"This solar flow battery design can potentially be applied for grid-scale solar energy conversion and storage, as well as producing 'electrolyte fuels' that might be used to power future electric vehicles," said lead author Mingzhe Yu. They reported their findings in the Journal of the American Chemical Society.
Stanford researchers have written about their new aluminum battery, which they say is fast-charging, inexpensive and lasts a long time. They believe it can replace alkaline and lithium-ion batteries. How fast a charge? Think about charging a cell phone in a minute, and a battery that can handle daily charging for decades.
The battery has an aluminum anode and graphite cathode in a liquid salt electrolyte. It still needs some work, but shows great potential, its inventors say.
And it’s not just for small electronics. “The grid needs a battery with a long cycle life that can rapidly store and release energy. Our latest unpublished data suggest that an aluminum battery can be recharged tens of thousands of times,” said Stanford chemistry professor Hongjie Dai.
But this isn’t to say that all the research is on new battery technologies. There’s also still a lot of work underway on improving existing batteries. As an example, South Korean researchers are reporting on a new lithium-ion design that improves its performance while reducing the problem of overheating.
And MIT researchers say they’ve developed a way to cut in half the cost of building lithium-ion batteries. That, and they work better, too.
Furthermore, there’s research underway in figuring out how to improve the amount of energy lost in charging and discharging a battery. Generally, you can lose 20 percent or more of the energy it takes to charge a battery when to draw that energy back out.
Researchers at Case Western Reserve University say they’ve adapted solar cells to dramatically increase that efficiency. They wired four perovskite solar cells in series and were able to charge a lithium-ion battery with 7.8 percent loss—the best performance seen to date, they say.

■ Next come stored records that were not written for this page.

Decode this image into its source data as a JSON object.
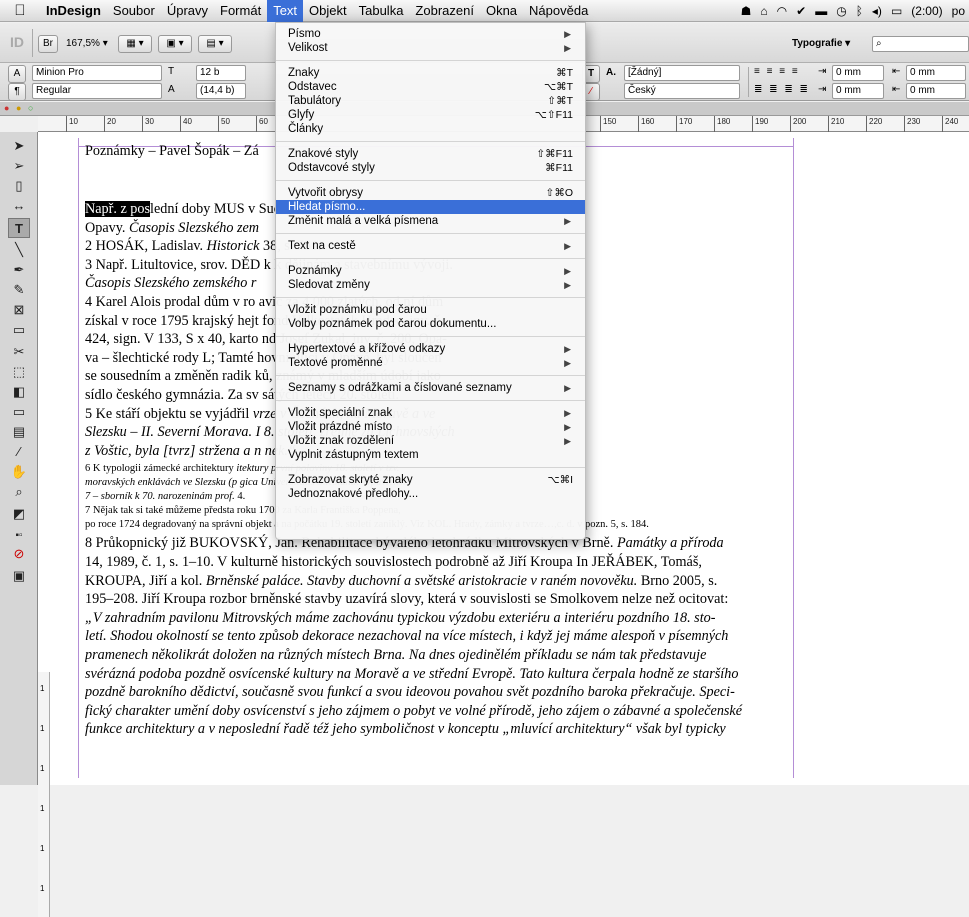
{
  "menubar": {
    "app": "InDesign",
    "items": [
      "Soubor",
      "Úpravy",
      "Formát",
      "Text",
      "Objekt",
      "Tabulka",
      "Zobrazení",
      "Okna",
      "Nápověda"
    ],
    "active": "Text",
    "battery": "(2:00)",
    "clock_partial": "po"
  },
  "toolbar": {
    "br_label": "Br",
    "zoom": "167,5%",
    "workspace": "Typografie",
    "search_placeholder": ""
  },
  "control": {
    "font_family": "Minion Pro",
    "font_style": "Regular",
    "font_size": "12 b",
    "leading": "(14,4 b)",
    "char_style": "[Žádný]",
    "language": "Český",
    "indent1": "0 mm",
    "indent2": "0 mm",
    "indent3": "0 mm",
    "indent4": "0 mm"
  },
  "ruler": {
    "ticks": [
      "10",
      "20",
      "30",
      "40",
      "50",
      "60",
      "150",
      "160",
      "170",
      "180",
      "190",
      "200",
      "210",
      "220",
      "230",
      "240"
    ],
    "vticks": [
      "1",
      "1",
      "1",
      "1",
      "1",
      "1"
    ]
  },
  "text_menu": [
    {
      "label": "Písmo",
      "shortcut": "",
      "arrow": true
    },
    {
      "label": "Velikost",
      "shortcut": "",
      "arrow": true
    },
    {
      "sep": true
    },
    {
      "label": "Znaky",
      "shortcut": "⌘T"
    },
    {
      "label": "Odstavec",
      "shortcut": "⌥⌘T"
    },
    {
      "label": "Tabulátory",
      "shortcut": "⇧⌘T"
    },
    {
      "label": "Glyfy",
      "shortcut": "⌥⇧F11"
    },
    {
      "label": "Články",
      "shortcut": ""
    },
    {
      "sep": true
    },
    {
      "label": "Znakové styly",
      "shortcut": "⇧⌘F11"
    },
    {
      "label": "Odstavcové styly",
      "shortcut": "⌘F11"
    },
    {
      "sep": true
    },
    {
      "label": "Vytvořit obrysy",
      "shortcut": "⇧⌘O"
    },
    {
      "label": "Hledat písmo...",
      "shortcut": "",
      "highlight": true
    },
    {
      "label": "Změnit malá a velká písmena",
      "shortcut": "",
      "arrow": true
    },
    {
      "sep": true
    },
    {
      "label": "Text na cestě",
      "shortcut": "",
      "arrow": true
    },
    {
      "sep": true
    },
    {
      "label": "Poznámky",
      "shortcut": "",
      "arrow": true
    },
    {
      "label": "Sledovat změny",
      "shortcut": "",
      "arrow": true
    },
    {
      "sep": true
    },
    {
      "label": "Vložit poznámku pod čarou",
      "shortcut": ""
    },
    {
      "label": "Volby poznámek pod čarou dokumentu...",
      "shortcut": ""
    },
    {
      "sep": true
    },
    {
      "label": "Hypertextové a křížové odkazy",
      "shortcut": "",
      "arrow": true
    },
    {
      "label": "Textové proměnné",
      "shortcut": "",
      "arrow": true
    },
    {
      "sep": true
    },
    {
      "label": "Seznamy s odrážkami a číslované seznamy",
      "shortcut": "",
      "arrow": true
    },
    {
      "sep": true
    },
    {
      "label": "Vložit speciální znak",
      "shortcut": "",
      "arrow": true
    },
    {
      "label": "Vložit prázdné místo",
      "shortcut": "",
      "arrow": true
    },
    {
      "label": "Vložit znak rozdělení",
      "shortcut": "",
      "arrow": true
    },
    {
      "label": "Vyplnit zástupným textem",
      "shortcut": ""
    },
    {
      "sep": true
    },
    {
      "label": "Zobrazovat skryté znaky",
      "shortcut": "⌥⌘I"
    },
    {
      "label": "Jednoznakové předlohy...",
      "shortcut": ""
    }
  ],
  "document": {
    "heading": "Poznámky – Pavel Šopák – Zá",
    "lines": [
      {
        "parts": [
          {
            "t": "Např. z pos",
            "hl": true
          },
          {
            "t": "lední doby MUS"
          },
          {
            "t": "                                                                     v Suchých Lazcích (část města"
          }
        ]
      },
      {
        "parts": [
          {
            "t": "Opavy. "
          },
          {
            "t": "Časopis Slezského zem",
            "it": true
          }
        ]
      },
      {
        "parts": [
          {
            "t": "2 HOSÁK, Ladislav. "
          },
          {
            "t": "Historick",
            "it": true
          },
          {
            "t": "                                                                      38, s. 751."
          }
        ]
      },
      {
        "parts": [
          {
            "t": "3 Např. Litultovice, srov. DĚD"
          },
          {
            "t": "                                                                     k k dějinám a stavebnímu vývoji."
          }
        ]
      },
      {
        "parts": [
          {
            "t": "Časopis Slezského zemského r",
            "it": true
          }
        ]
      },
      {
        "parts": [
          {
            "t": "4 Karel Alois prodal dům v ro"
          },
          {
            "t": "                                                                     avic za 4 000 zlatých, od ní dům"
          }
        ]
      },
      {
        "parts": [
          {
            "t": "získal v roce 1795 krajský hejt"
          },
          {
            "t": "                                                                     fond Velkostatek Hradec, inv. č."
          }
        ]
      },
      {
        "parts": [
          {
            "t": "424, sign. V 133, S x 40, karto"
          },
          {
            "t": "                                                                     nd Josef Zukal, inv. č. 200, Opa-"
          }
        ]
      },
      {
        "parts": [
          {
            "t": "va – šlechtické rody L; Tamté"
          },
          {
            "t": "                                                                     hovní ulici v Opavě, byl sloučen"
          }
        ]
      },
      {
        "parts": [
          {
            "t": "se sousedním a změněn radik"
          },
          {
            "t": "                                                                     ků, známý v mladším údobí jako"
          }
        ]
      },
      {
        "parts": [
          {
            "t": "sídlo českého gymnázia. Za sv"
          },
          {
            "t": "                                                                     sátých letech 20. století."
          }
        ]
      },
      {
        "parts": [
          {
            "t": "5 Ke stáří objektu se vyjádřil"
          },
          {
            "t": "                                                                     vrze v Čechách, na Moravě a ve",
            "it": true
          }
        ]
      },
      {
        "parts": [
          {
            "t": "Slezsku – II. Severní Morava. I",
            "it": true
          },
          {
            "t": "                                                                     8. století, zřejmě za Lichnovských",
            "it": true
          }
        ]
      },
      {
        "parts": [
          {
            "t": "z Voštic, byla [tvrz] stržena a n",
            "it": true
          },
          {
            "t": "                                                                     nek.“",
            "it": true
          }
        ]
      }
    ],
    "small_lines": [
      {
        "parts": [
          {
            "t": "6 K typologii zámecké architektury"
          },
          {
            "t": "                                                                                                 itektury první poloviny 18. století v tzv.",
            "it": true
          }
        ]
      },
      {
        "parts": [
          {
            "t": "moravských enklávách ve Slezsku (p",
            "it": true
          },
          {
            "t": "                                                                                                 gica Universitatis Silesianae Opaviensis",
            "it": true
          }
        ]
      },
      {
        "parts": [
          {
            "t": "7 – sborník k 70. narozeninám prof.",
            "it": true
          },
          {
            "t": "                                                                                                 4."
          }
        ]
      },
      {
        "parts": [
          {
            "t": "7 Nějak tak si také můžeme předsta"
          },
          {
            "t": "                                                                                                 roku 1700 za Karla Františka Poppena,"
          }
        ]
      },
      {
        "parts": [
          {
            "t": "po roce 1724 degradovaný na správní objekt a na počátku 19. století zaniklý. Viz KOL. Hrady, zámky a tvrze…,c. d. v pozn. 5, s. 184."
          }
        ]
      }
    ],
    "lines2": [
      {
        "parts": [
          {
            "t": "8 Průkopnický již BUKOVSKÝ, Jan. Rehabilitace bývalého letohrádku Mitrovských v Brně. "
          },
          {
            "t": "Památky a příroda",
            "it": true
          }
        ]
      },
      {
        "parts": [
          {
            "t": "14, 1989, č. 1, s. 1–10. V kulturně historických souvislostech podrobně až Jiří Kroupa In JEŘÁBEK, Tomáš,"
          }
        ]
      },
      {
        "parts": [
          {
            "t": "KROUPA, Jiří a kol. "
          },
          {
            "t": "Brněnské paláce. Stavby duchovní a světské aristokracie v raném novověku.",
            "it": true
          },
          {
            "t": " Brno 2005, s."
          }
        ]
      },
      {
        "parts": [
          {
            "t": "195–208. Jiří Kroupa rozbor brněnské stavby uzavírá slovy, která v souvislosti se Smolkovem nelze než ocitovat:"
          }
        ]
      },
      {
        "parts": [
          {
            "t": "„V zahradním pavilonu Mitrovských máme zachovánu typickou výzdobu exteriéru a interiéru pozdního 18. sto-",
            "it": true
          }
        ]
      },
      {
        "parts": [
          {
            "t": "letí. Shodou okolností se tento způsob dekorace nezachoval na více místech, i když jej máme alespoň v písemných",
            "it": true
          }
        ]
      },
      {
        "parts": [
          {
            "t": "pramenech několikrát doložen na různých místech Brna. Na dnes ojedinělém příkladu se nám tak představuje",
            "it": true
          }
        ]
      },
      {
        "parts": [
          {
            "t": "svérázná podoba pozdně osvícenské kultury na Moravě a ve střední Evropě. Tato kultura čerpala hodně ze staršího",
            "it": true
          }
        ]
      },
      {
        "parts": [
          {
            "t": "pozdně barokního dědictví, současně svou funkcí a svou ideovou povahou svět pozdního baroka překračuje. Speci-",
            "it": true
          }
        ]
      },
      {
        "parts": [
          {
            "t": "fický charakter umění doby osvícenství s jeho zájmem o pobyt ve volné přírodě, jeho zájem o zábavné a společenské",
            "it": true
          }
        ]
      },
      {
        "parts": [
          {
            "t": "funkce architektury a v neposlední řadě též jeho symboličnost v konceptu „mluvící architektury“ však byl typicky",
            "it": true
          }
        ]
      }
    ]
  },
  "colors": {
    "menu_highlight": "#3a6fd8",
    "frame_guide": "#b48ed6"
  }
}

Perovskite solar cells are comparatively new on the solar scene. They can be manufactured inexpensively, and reportedly can convert into electricity a larger proportion of the sun’s light than other solar panels.
A lot of folks have wondered whether supercapacitors can be adapted to provide long-term energy storage. Supercapacitors are units that can store a lot of power, but they discharge almost instantaneously. Great for a sudden need for power—like when a motor starts up—but less useful as a continuing source of energy.
But there are a lot of applications for bursts of energy that are inefficiently met with standard batteries. Researchers at Department of Energy's Oak Ridge National Laboratory and Drexel University looked at new ways to use water materials—specifically old tires—in the manufacture of supercapacitors.
The point here has not been to cover the universe of battery innovation, but to show that there’s a lot going on. Some of this stuff may not pan out, but a lot of it will, and it will change the energy landscape.
Some of these technologies may end up in our phones, in our cars, in our houses, out on our utility grids--and maybe even in places where we've never imagined a role for energy storage.
© Jan TenBruggencate 2015